Element data from apps and pages:
-- Opening Marker --

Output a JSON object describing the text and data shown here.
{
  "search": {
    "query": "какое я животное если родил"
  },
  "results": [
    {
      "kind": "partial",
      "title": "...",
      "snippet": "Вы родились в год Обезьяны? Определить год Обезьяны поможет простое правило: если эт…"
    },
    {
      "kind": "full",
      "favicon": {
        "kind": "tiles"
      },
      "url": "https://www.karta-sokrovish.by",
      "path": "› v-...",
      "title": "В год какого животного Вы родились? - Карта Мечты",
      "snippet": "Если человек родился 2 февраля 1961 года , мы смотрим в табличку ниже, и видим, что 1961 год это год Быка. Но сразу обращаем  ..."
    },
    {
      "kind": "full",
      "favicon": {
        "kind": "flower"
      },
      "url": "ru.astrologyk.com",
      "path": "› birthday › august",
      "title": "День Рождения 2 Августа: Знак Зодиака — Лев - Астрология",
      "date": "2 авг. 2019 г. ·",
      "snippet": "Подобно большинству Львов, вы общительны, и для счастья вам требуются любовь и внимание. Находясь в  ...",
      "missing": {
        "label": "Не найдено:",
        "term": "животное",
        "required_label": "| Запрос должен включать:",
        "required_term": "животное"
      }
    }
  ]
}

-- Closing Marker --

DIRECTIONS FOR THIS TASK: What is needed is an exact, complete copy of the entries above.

TASK OUTPUT:
Output a JSON object describing the text and data shown here.
{
  "search": {
    "query": "какое я животное если родил"
  },
  "results": [
    {
      "kind": "partial",
      "title": "...",
      "snippet": "Вы родились в год Обезьяны? Определить год Обезьяны поможет простое правило: если эт…"
    },
    {
      "kind": "full",
      "favicon": {
        "kind": "tiles"
      },
      "url": "https://www.karta-sokrovish.by",
      "path": "› v-...",
      "title": "В год какого животного Вы родились? - Карта Мечты",
      "snippet": "Если человек родился 2 февраля 1961 года , мы смотрим в табличку ниже, и видим, что 1961 год это год Быка. Но сразу обращаем  ..."
    },
    {
      "kind": "full",
      "favicon": {
        "kind": "flower"
      },
      "url": "ru.astrologyk.com",
      "path": "› birthday › august",
      "title": "День Рождения 2 Августа: Знак Зодиака — Лев - Астрология",
      "date": "2 авг. 2019 г. ·",
      "snippet": "Подобно большинству Львов, вы общительны, и для счастья вам требуются любовь и внимание. Находясь в  ...",
      "missing": {
        "label": "Не найдено:",
        "term": "животное",
        "required_label": "| Запрос должен включать:",
        "required_term": "животное"
      }
    }
  ]
}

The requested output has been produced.